The problem is that funding for project grants from the National Health and Medical Research Council (NHMRC) — a key source of money for researchers — has remained largely static. The council is funded by the Federal Government.

A quarter of scientists face 'uncertain' future

More workers + similar pot of money = fewer successful applicants. That means it is harder for health and medical researchers to stay in the industry.

Late last year, research by the Australian Society for Medical Research (ASMR) found that almost one in four scientists were "uncertain" about whether they would be employed next year because it was so difficult to get research funding.

The report found 15 per cent of Australia's scientific workforce had already left, which the organisation said was "the tip of the iceberg".

In 2010, the NHMRC spent $383 million on project grants and 683 of the 2984 (22.8 per cent) applicants were successful.

In 2016, only 539 of the 3550 (15.1 per cent) applicants received a share of the $451 million of NHMRC project grant funding.

How do we stop the turnover of young scientists?

Funding for research usually lasts between one and five years, before researchers are forced to reapply.

Many researchers feel the huge amount of work needed to constantly prepare grant applications that may or may not get funded is unsustainable and ultimately discouraging them from applying.

It is a point that Professor Mackay-Sim has already discussed with the Prime Minister.

"I raised the issue of careers for young scientists and steady careers are not just turned over every three years looking for new work as grants expire," Professor Mackay-Sim said.

The number of younger scientists applying for early career scholarships with the NHMRC has fallen since 2013 — from 523 down to 490.

Professor Mackay-Sim called for more investment in young scientists to give them great careers.

"I think we need to have more obvious paths for people. They are coming into this when they have got their ideas and their passion," he said.

"[We need to ensure] they don't reach a kind of ceiling, which they often do in their mid-30s because there is no further path for them."

There is more funding on the horizon. By 2021, the Federal Government's Medical Research Future Fund is expected to provide $1 billion per year of funding for medical research over the medium to longer term.

Professor Mackay-Sim is already using his new position to start the conversation about what should happen — and how much should be spent — in the meantime.

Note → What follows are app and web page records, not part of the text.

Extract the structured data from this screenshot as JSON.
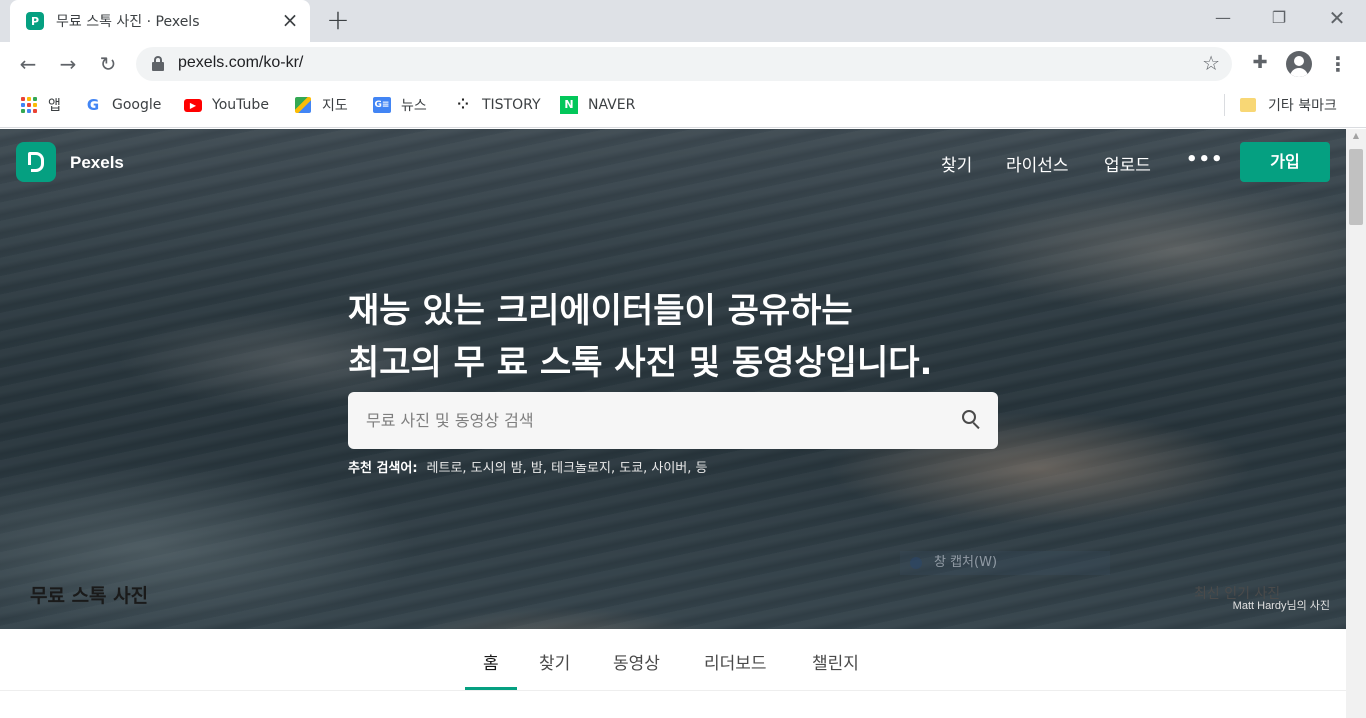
{
  "browser": {
    "tab": {
      "title": "무료 스톡 사진 · Pexels",
      "favicon": "P"
    },
    "url": "pexels.com/ko-kr/",
    "bookmarks": [
      {
        "label": "앱",
        "icon": "apps-icon"
      },
      {
        "label": "Google",
        "icon": "google-icon"
      },
      {
        "label": "YouTube",
        "icon": "youtube-icon"
      },
      {
        "label": "지도",
        "icon": "maps-icon"
      },
      {
        "label": "뉴스",
        "icon": "news-icon"
      },
      {
        "label": "TISTORY",
        "icon": "tistory-icon"
      },
      {
        "label": "NAVER",
        "icon": "naver-icon"
      }
    ],
    "other_bookmarks": "기타 북마크"
  },
  "site": {
    "brand": "Pexels",
    "nav": {
      "explore": "찾기",
      "license": "라이선스",
      "upload": "업로드",
      "more": "•••",
      "join": "가입"
    },
    "hero": {
      "headline_line1": "재능 있는 크리에이터들이 공유하는",
      "headline_line2": "최고의 무 료 스톡 사진 및 동영상입니다.",
      "search_placeholder": "무료 사진 및 동영상 검색",
      "suggest_label": "추천 검색어:",
      "suggestions": "레트로, 도시의 밤, 밤, 테크놀로지, 도쿄, 사이버, 등",
      "capture_overlay": "창 캡처(W)",
      "credit": "Matt Hardy님의 사진"
    },
    "subnav": {
      "tabs": [
        {
          "label": "홈",
          "active": true
        },
        {
          "label": "찾기",
          "active": false
        },
        {
          "label": "동영상",
          "active": false
        },
        {
          "label": "리더보드",
          "active": false
        },
        {
          "label": "챌린지",
          "active": false
        }
      ]
    },
    "section": {
      "title": "무료 스톡 사진",
      "sort": "최신 인기 사진"
    },
    "colors": {
      "brand_green": "#05a081"
    }
  }
}
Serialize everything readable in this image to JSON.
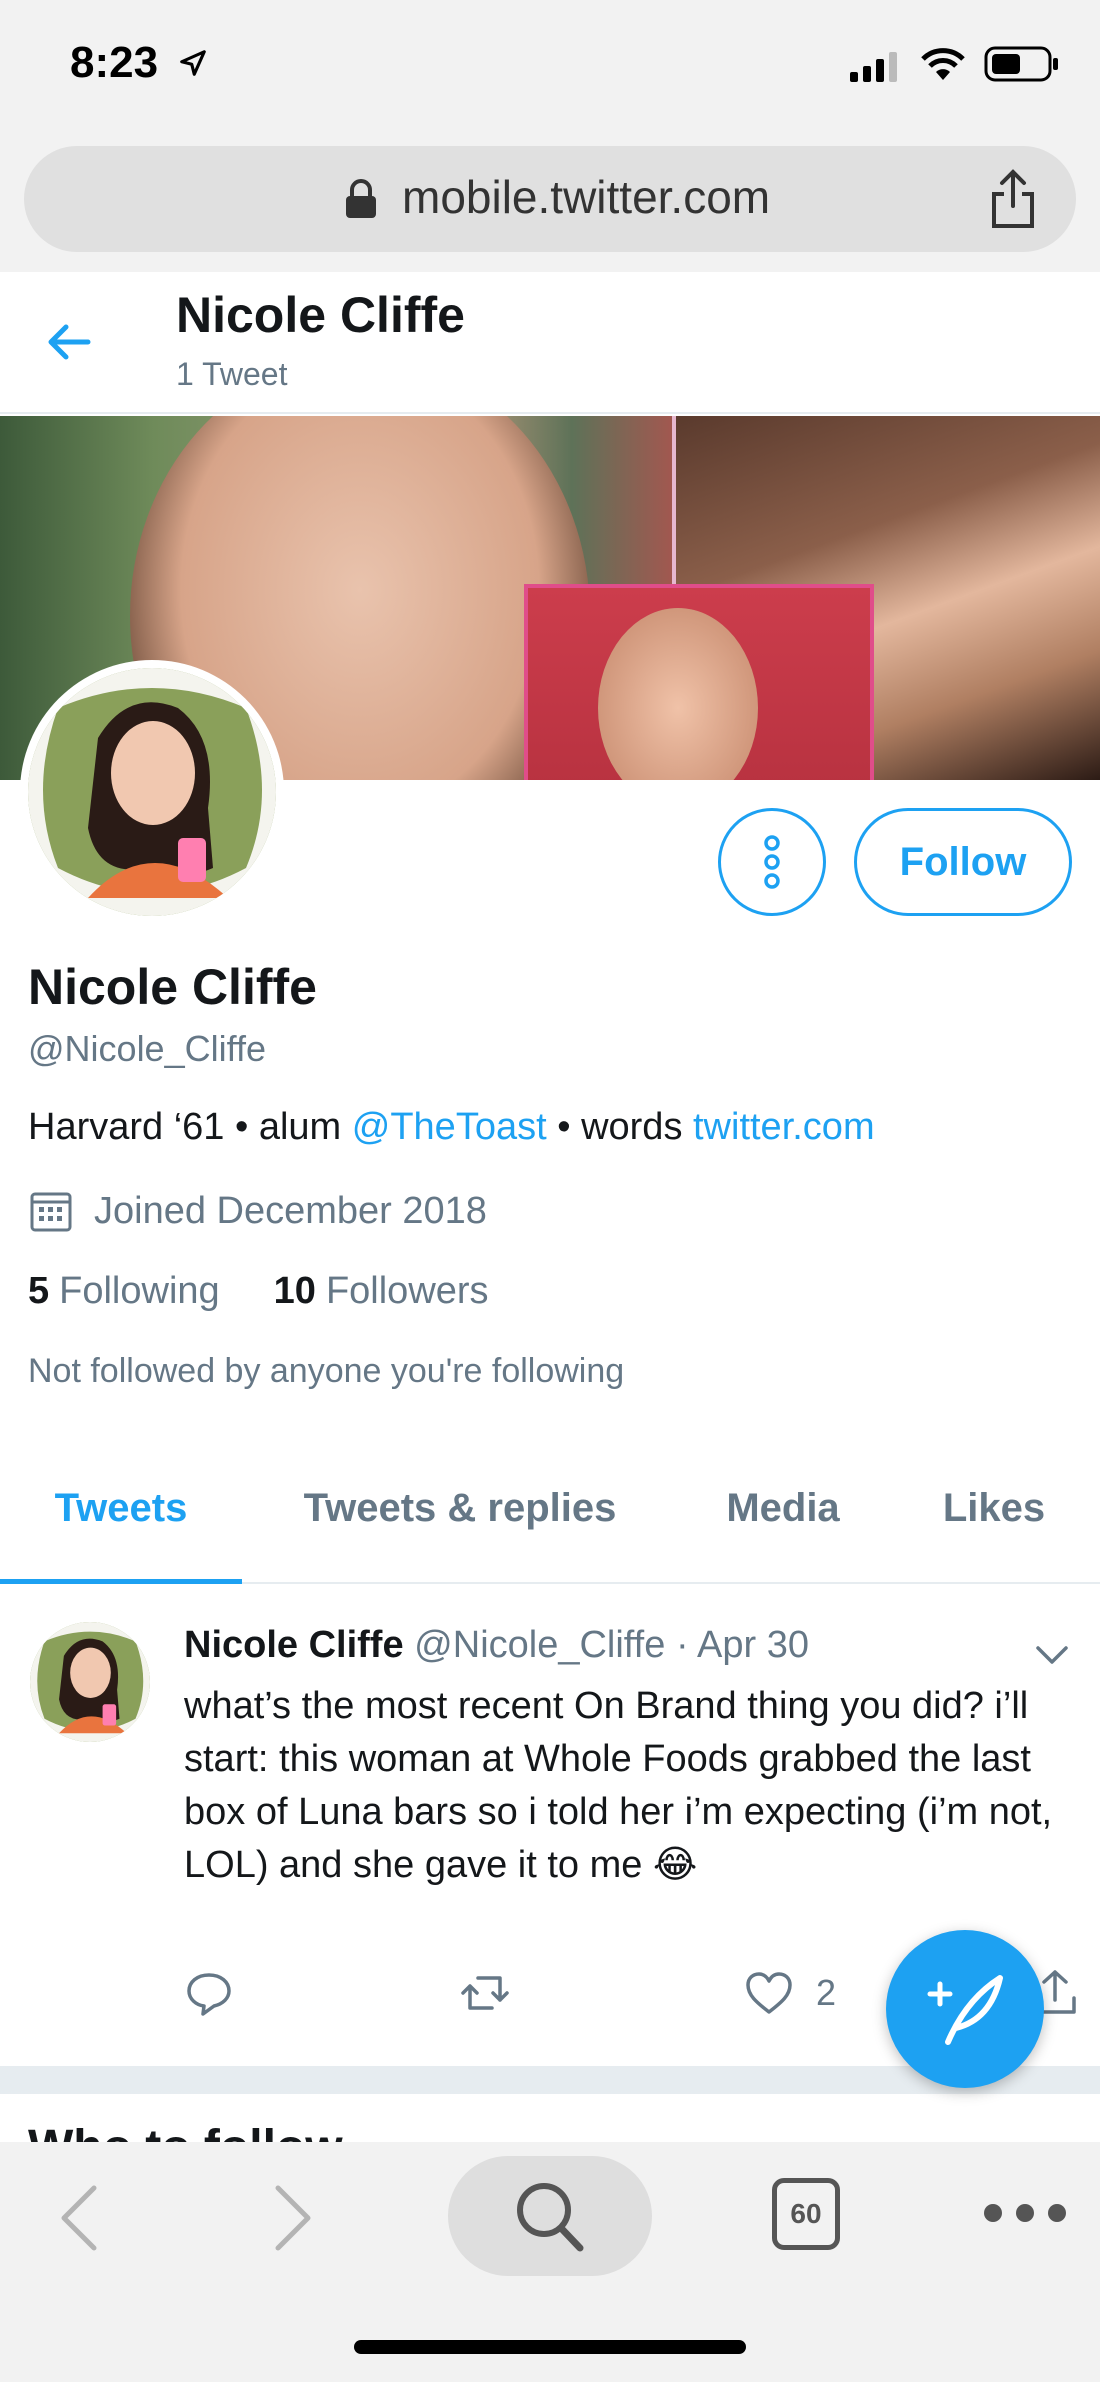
{
  "status_bar": {
    "time": "8:23"
  },
  "browser": {
    "url": "mobile.twitter.com",
    "tab_count": "60"
  },
  "header": {
    "name": "Nicole Cliffe",
    "tweet_count": "1 Tweet"
  },
  "profile": {
    "name": "Nicole Cliffe",
    "handle": "@Nicole_Cliffe",
    "bio_prefix": "Harvard ‘61 • alum ",
    "bio_mention": "@TheToast",
    "bio_middle": " • words ",
    "bio_link": "twitter.com",
    "joined": "Joined December 2018",
    "following_count": "5",
    "following_label": "Following",
    "followers_count": "10",
    "followers_label": "Followers",
    "not_followed": "Not followed by anyone you're following",
    "follow_label": "Follow"
  },
  "tabs": [
    {
      "label": "Tweets",
      "active": true
    },
    {
      "label": "Tweets & replies",
      "active": false
    },
    {
      "label": "Media",
      "active": false
    },
    {
      "label": "Likes",
      "active": false
    }
  ],
  "tweet": {
    "name": "Nicole Cliffe",
    "handle": "@Nicole_Cliffe",
    "date": "· Apr 30",
    "text": "what’s the most recent On Brand thing you did? i’ll start: this woman at Whole Foods grabbed the last box of Luna bars so i told her i’m expecting (i’m not, LOL) and she gave it to me 😂",
    "likes": "2"
  },
  "who_to_follow_peek": "Who to follow",
  "colors": {
    "accent": "#1da1f2",
    "secondary_text": "#657786",
    "divider": "#e6ecf0"
  },
  "icons": [
    "location-arrow-icon",
    "signal-icon",
    "wifi-icon",
    "battery-icon",
    "lock-icon",
    "share-icon",
    "back-arrow-icon",
    "more-vertical-icon",
    "calendar-icon",
    "reply-icon",
    "retweet-icon",
    "like-icon",
    "share-tweet-icon",
    "chevron-down-icon",
    "compose-icon",
    "search-icon"
  ]
}
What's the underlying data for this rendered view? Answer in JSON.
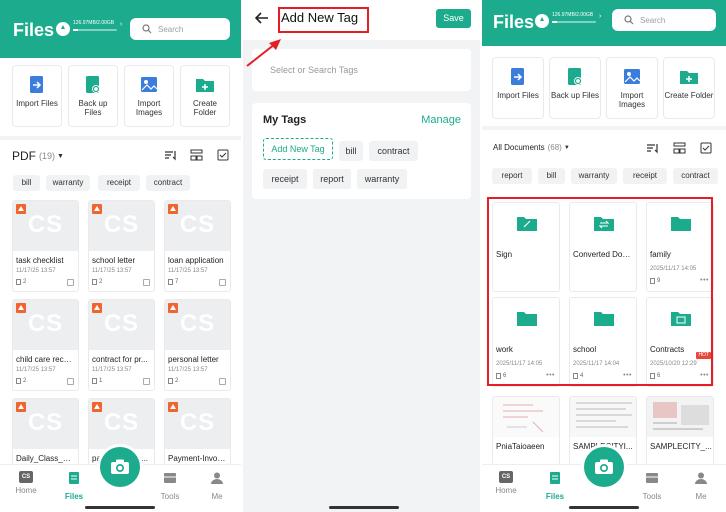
{
  "colors": {
    "brand": "#1cab8d",
    "annotation": "#e41e26",
    "pdf_badge": "#f0642f"
  },
  "left": {
    "title": "Files",
    "storage_text": "126.97MB/2.00GB",
    "search_placeholder": "Search",
    "quick_actions": [
      {
        "label": "Import Files",
        "icon": "import-files-icon"
      },
      {
        "label": "Back up Files",
        "icon": "backup-files-icon"
      },
      {
        "label": "Import Images",
        "icon": "import-images-icon"
      },
      {
        "label": "Create Folder",
        "icon": "create-folder-icon"
      }
    ],
    "filter_label": "PDF",
    "filter_count": "(19)",
    "tags": [
      "bill",
      "warranty",
      "receipt",
      "contract"
    ],
    "docs": [
      {
        "name": "task checklist",
        "date": "11/17/25 13:57",
        "pages": "2"
      },
      {
        "name": "school letter",
        "date": "11/17/25 13:57",
        "pages": "2"
      },
      {
        "name": "loan application",
        "date": "11/17/25 13:57",
        "pages": "7"
      },
      {
        "name": "child care receipt",
        "date": "11/17/25 13:57",
        "pages": "2"
      },
      {
        "name": "contract for pr...",
        "date": "11/17/25 13:57",
        "pages": "1"
      },
      {
        "name": "personal letter",
        "date": "11/17/25 13:57",
        "pages": "2"
      },
      {
        "name": "Daily_Class_Sc...",
        "date": "",
        "pages": ""
      },
      {
        "name": "payme...nvoic...",
        "date": "",
        "pages": ""
      },
      {
        "name": "Payment-Invoice",
        "date": "",
        "pages": ""
      }
    ],
    "tabs": [
      "Home",
      "Files",
      "Tools",
      "Me"
    ],
    "thumb_text": "CS",
    "tab_home_icon_text": "CS"
  },
  "middle": {
    "title": "Add New Tag",
    "save_label": "Save",
    "search_placeholder": "Select or Search Tags",
    "my_tags_heading": "My Tags",
    "manage_label": "Manage",
    "add_new_tag_chip": "Add New Tag",
    "tags": [
      "bill",
      "contract",
      "receipt",
      "report",
      "warranty"
    ]
  },
  "right": {
    "title": "Files",
    "storage_text": "126.97MB/2.00GB",
    "search_placeholder": "Search",
    "quick_actions": [
      {
        "label": "Import Files",
        "icon": "import-files-icon"
      },
      {
        "label": "Back up Files",
        "icon": "backup-files-icon"
      },
      {
        "label": "Import Images",
        "icon": "import-images-icon"
      },
      {
        "label": "Create Folder",
        "icon": "create-folder-icon"
      }
    ],
    "filter_label": "All Documents",
    "filter_count": "(68)",
    "tags": [
      "report",
      "bill",
      "warranty",
      "receipt",
      "contract"
    ],
    "folders": [
      {
        "name": "Sign",
        "date": "",
        "count": ""
      },
      {
        "name": "Converted Doc...",
        "date": "",
        "count": ""
      },
      {
        "name": "family",
        "date": "2025/11/17 14:05",
        "count": "9"
      },
      {
        "name": "work",
        "date": "2025/11/17 14:05",
        "count": "6"
      },
      {
        "name": "school",
        "date": "2025/11/17 14:04",
        "count": "4"
      },
      {
        "name": "Contracts",
        "date": "2025/10/20 12:29",
        "count": "6",
        "badge": "HOT"
      }
    ],
    "bottom_docs": [
      "PniaTaioaeen",
      "SAMPLECITYI...",
      "SAMPLECITY_..."
    ],
    "tabs": [
      "Home",
      "Files",
      "Tools",
      "Me"
    ],
    "tab_home_icon_text": "CS"
  }
}
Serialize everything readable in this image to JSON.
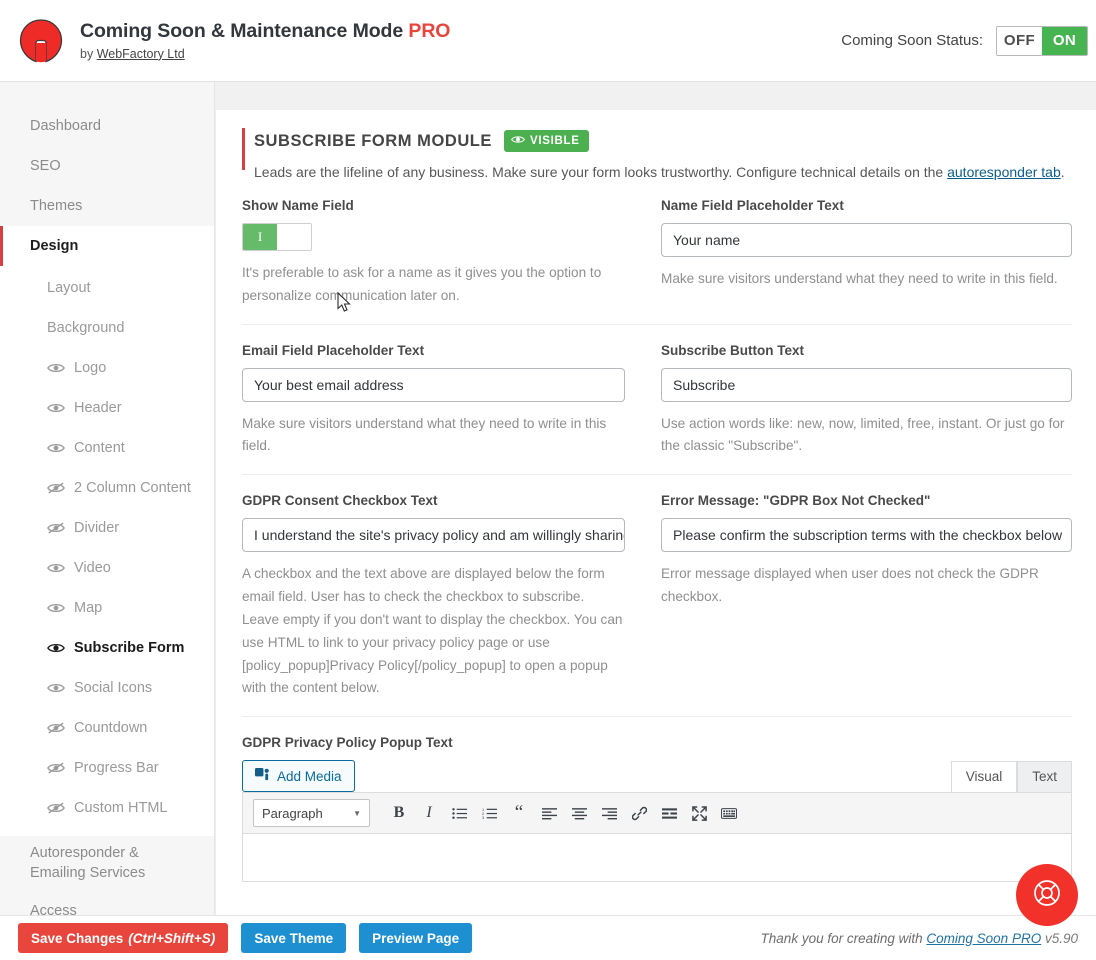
{
  "header": {
    "logo_icon": "wrench-logo-icon",
    "title_main": "Coming Soon & Maintenance Mode",
    "title_pro": "PRO",
    "by_label": "by",
    "author": "WebFactory Ltd",
    "status_label": "Coming Soon Status:",
    "status_off": "OFF",
    "status_on": "ON",
    "status_value": "ON"
  },
  "sidebar": {
    "items": [
      {
        "label": "Dashboard",
        "active": false
      },
      {
        "label": "SEO",
        "active": false
      },
      {
        "label": "Themes",
        "active": false
      },
      {
        "label": "Design",
        "active": true
      }
    ],
    "sub_items": [
      {
        "label": "Layout",
        "icon": "none",
        "active": false
      },
      {
        "label": "Background",
        "icon": "none",
        "active": false
      },
      {
        "label": "Logo",
        "icon": "eye-icon",
        "active": false
      },
      {
        "label": "Header",
        "icon": "eye-icon",
        "active": false
      },
      {
        "label": "Content",
        "icon": "eye-icon",
        "active": false
      },
      {
        "label": "2 Column Content",
        "icon": "eye-slash-icon",
        "active": false
      },
      {
        "label": "Divider",
        "icon": "eye-slash-icon",
        "active": false
      },
      {
        "label": "Video",
        "icon": "eye-icon",
        "active": false
      },
      {
        "label": "Map",
        "icon": "eye-icon",
        "active": false
      },
      {
        "label": "Subscribe Form",
        "icon": "eye-icon",
        "active": true
      },
      {
        "label": "Social Icons",
        "icon": "eye-icon",
        "active": false
      },
      {
        "label": "Countdown",
        "icon": "eye-slash-icon",
        "active": false
      },
      {
        "label": "Progress Bar",
        "icon": "eye-slash-icon",
        "active": false
      },
      {
        "label": "Custom HTML",
        "icon": "eye-slash-icon",
        "active": false
      }
    ],
    "bottom_items": [
      {
        "label": "Autoresponder & Emailing Services"
      },
      {
        "label": "Access"
      }
    ]
  },
  "module": {
    "title": "SUBSCRIBE FORM MODULE",
    "badge": "VISIBLE",
    "desc_before": "Leads are the lifeline of any business. Make sure your form looks trustworthy. Configure technical details on the ",
    "desc_link": "autoresponder tab",
    "desc_after": "."
  },
  "fields": {
    "show_name": {
      "label": "Show Name Field",
      "toggle_on_glyph": "I",
      "toggle_state": "on",
      "help": "It's preferable to ask for a name as it gives you the option to personalize communication later on."
    },
    "name_placeholder": {
      "label": "Name Field Placeholder Text",
      "value": "Your name",
      "help": "Make sure visitors understand what they need to write in this field."
    },
    "email_placeholder": {
      "label": "Email Field Placeholder Text",
      "value": "Your best email address",
      "help": "Make sure visitors understand what they need to write in this field."
    },
    "subscribe_button": {
      "label": "Subscribe Button Text",
      "value": "Subscribe",
      "help": "Use action words like: new, now, limited, free, instant. Or just go for the classic \"Subscribe\"."
    },
    "gdpr_consent": {
      "label": "GDPR Consent Checkbox Text",
      "value": "I understand the site's privacy policy and am willingly sharing",
      "help": "A checkbox and the text above are displayed below the form email field. User has to check the checkbox to subscribe. Leave empty if you don't want to display the checkbox. You can use HTML to link to your privacy policy page or use [policy_popup]Privacy Policy[/policy_popup] to open a popup with the content below."
    },
    "gdpr_error": {
      "label": "Error Message: \"GDPR Box Not Checked\"",
      "value": "Please confirm the subscription terms with the checkbox below",
      "help": "Error message displayed when user does not check the GDPR checkbox."
    },
    "gdpr_popup": {
      "label": "GDPR Privacy Policy Popup Text"
    }
  },
  "editor": {
    "add_media": "Add Media",
    "add_media_icon": "media-icon",
    "tabs": [
      {
        "label": "Visual",
        "active": true
      },
      {
        "label": "Text",
        "active": false
      }
    ],
    "format_select": "Paragraph",
    "caret_icon": "chevron-down-icon",
    "buttons": [
      {
        "name": "bold-button",
        "glyph": "B"
      },
      {
        "name": "italic-button",
        "glyph": "I"
      },
      {
        "name": "bulleted-list-button",
        "glyph": "list"
      },
      {
        "name": "numbered-list-button",
        "glyph": "numlist"
      },
      {
        "name": "blockquote-button",
        "glyph": "“"
      },
      {
        "name": "align-left-button",
        "glyph": "alignleft"
      },
      {
        "name": "align-center-button",
        "glyph": "aligncenter"
      },
      {
        "name": "align-right-button",
        "glyph": "alignright"
      },
      {
        "name": "insert-link-button",
        "glyph": "link"
      },
      {
        "name": "read-more-button",
        "glyph": "more"
      },
      {
        "name": "fullscreen-button",
        "glyph": "fullscreen"
      },
      {
        "name": "keyboard-shortcuts-button",
        "glyph": "keyboard"
      }
    ]
  },
  "footer": {
    "save_changes": "Save Changes",
    "save_changes_shortcut": "(Ctrl+Shift+S)",
    "save_theme": "Save Theme",
    "preview_page": "Preview Page",
    "thanks_before": "Thank you for creating with ",
    "thanks_link": "Coming Soon PRO",
    "version": "v5.90",
    "support_icon": "lifebuoy-icon"
  },
  "colors": {
    "brand_red": "#e8453c",
    "accent_red": "#d64040",
    "green": "#46b450",
    "blue": "#1e90d2"
  }
}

The NHMRC is currently reviewing its grants program, but without more funding, some in the industry fear it may not make a meaningful difference.